That’s not a typo in the headline. In a recent speech that took some mental gymnastics to absorb, Federal Reserve Chairman Bernanke countered critics of his low rates policy by arguing that a loose monetary policy is the best way to ensure rates can rise to more normal levels.
Remember those green shoots? Ever since Fed Chairman Ben Bernanke uttered those words in response to the first signs of recovery from the Great Recession in 2009, many forecasters – including Fed officials – have consistently overestimated the economy’s strength.
Earlier this month, Fed Governor Jeremy Stein made waves that are still rippling with a speech on the risks of credit bubbles. The policymaker said that the U.S. central bank could use interest rates, as opposed to the more conventional tool of regulation, to cool overheating in junk bonds and other markets.
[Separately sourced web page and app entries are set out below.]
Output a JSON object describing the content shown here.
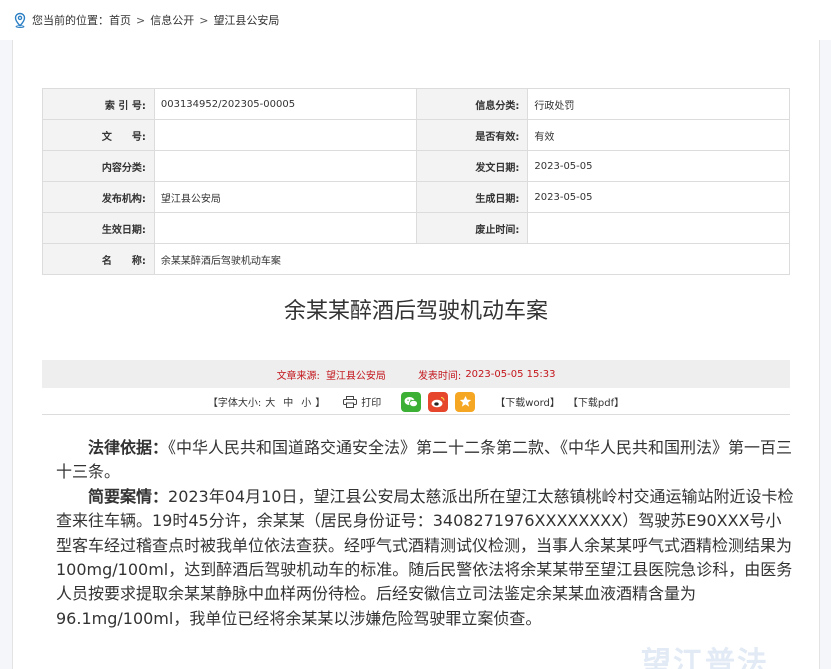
{
  "breadcrumb": {
    "prefix": "您当前的位置：",
    "items": [
      "首页",
      "信息公开",
      "望江县公安局"
    ],
    "separator": ">"
  },
  "meta": {
    "rows": [
      [
        {
          "label": "索 引 号:",
          "value": "003134952/202305-00005"
        },
        {
          "label": "信息分类:",
          "value": "行政处罚"
        }
      ],
      [
        {
          "label": "文　　号:",
          "value": ""
        },
        {
          "label": "是否有效:",
          "value": "有效"
        }
      ],
      [
        {
          "label": "内容分类:",
          "value": ""
        },
        {
          "label": "发文日期:",
          "value": "2023-05-05"
        }
      ],
      [
        {
          "label": "发布机构:",
          "value": "望江县公安局"
        },
        {
          "label": "生成日期:",
          "value": "2023-05-05"
        }
      ],
      [
        {
          "label": "生效日期:",
          "value": ""
        },
        {
          "label": "废止时间:",
          "value": ""
        }
      ]
    ],
    "name_label": "名　　称:",
    "name_value": "余某某醉酒后驾驶机动车案"
  },
  "article": {
    "title": "余某某醉酒后驾驶机动车案",
    "source_label": "文章来源:",
    "source": "望江县公安局",
    "time_label": "发表时间:",
    "time": "2023-05-05 15:33"
  },
  "tools": {
    "font_size_label": "【字体大小:",
    "size_large": "大",
    "size_medium": "中",
    "size_small": "小",
    "font_size_close": "】",
    "print_label": "打印",
    "download_word": "【下载word】",
    "download_pdf": "【下载pdf】"
  },
  "content": {
    "legal_basis_label": "法律依据：",
    "legal_basis": "《中华人民共和国道路交通安全法》第二十二条第二款、《中华人民共和国刑法》第一百三十三条。",
    "summary_label": "简要案情：",
    "summary": "2023年04月10日，望江县公安局太慈派出所在望江太慈镇桃岭村交通运输站附近设卡检查来往车辆。19时45分许，余某某（居民身份证号：3408271976XXXXXXXX）驾驶苏E90XXX号小型客车经过稽查点时被我单位依法查获。经呼气式酒精测试仪检测，当事人余某某呼气式酒精检测结果为100mg/100ml，达到醉酒后驾驶机动车的标准。随后民警依法将余某某带至望江县医院急诊科，由医务人员按要求提取余某某静脉中血样两份待检。后经安徽信立司法鉴定余某某血液酒精含量为96.1mg/100ml，我单位已经将余某某以涉嫌危险驾驶罪立案侦查。"
  },
  "watermark": "望江普法",
  "colors": {
    "accent_red": "#c3161c",
    "wechat": "#3cb034",
    "weibo": "#e6462c",
    "favorite": "#f5a623"
  },
  "icons": [
    "location-pin-icon",
    "printer-icon",
    "wechat-icon",
    "weibo-icon",
    "star-icon"
  ]
}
In times of currency wars, it’s best not to shoot yourself in the foot. By imposing several capital controls in the past years, Brazil might have tightened monetary policy right when the economy started to falter, Nomura’s strategist Tony Volpon wrote in a research note on Friday.
Optimism in Germany is roaring and consumers across the euro zone are starting to become less gloomy. But the latest hard economic data are a reminder of the difference between confidence that things are going to get better, and the hope that they will.
The Federal Reserve is cognizant of the potential costs of its unconventional policies, but the economic benefits from asset purchases are still far greater than the potential costs, Atlanta Fed President Dennis Lockhart told Reuters in an interview from his offices.
Mark these words. Not only is Britain going to avoid a triple-dip recession, but the economy won’t shrink again as far as the eye can see.
Is it full steam ahead for the Fed’s QE3 or is the U.S. central bank having second thoughts? Next week’s veritable assembly line of speeches from Fed officials could help answer that question. Vice Chair and possible Bernanke successor Janet Yellen kicks off the week with remarks to an AFL-CIO conference. She is followed by numerous regional Fed presidents, the bulk of them with hawkish tendencies: Esther George, Jeffrey Lacker, Charles Plosser and Dennis Lockhart on Tuesday, St. Louis’ James Bullard on Wednesday and Thursday, and finally, Cleveland Fed President Sandra Pianalto Friday. Oh, and the Fed’s regulatory point person, board governor Daniel Tarullo, testifies before the Senate Banking Committee on Thursday. The topic is a now-perennial one: “Wall Street Reform.”
RBC economist Tom Porcelli is such a curmudgeon these days. Still, given that he was one of the few economists that accurately predicted the possibility of a negative reading on fourth quarter GDP, maybe it’s not a bad idea to listen to what he has to say.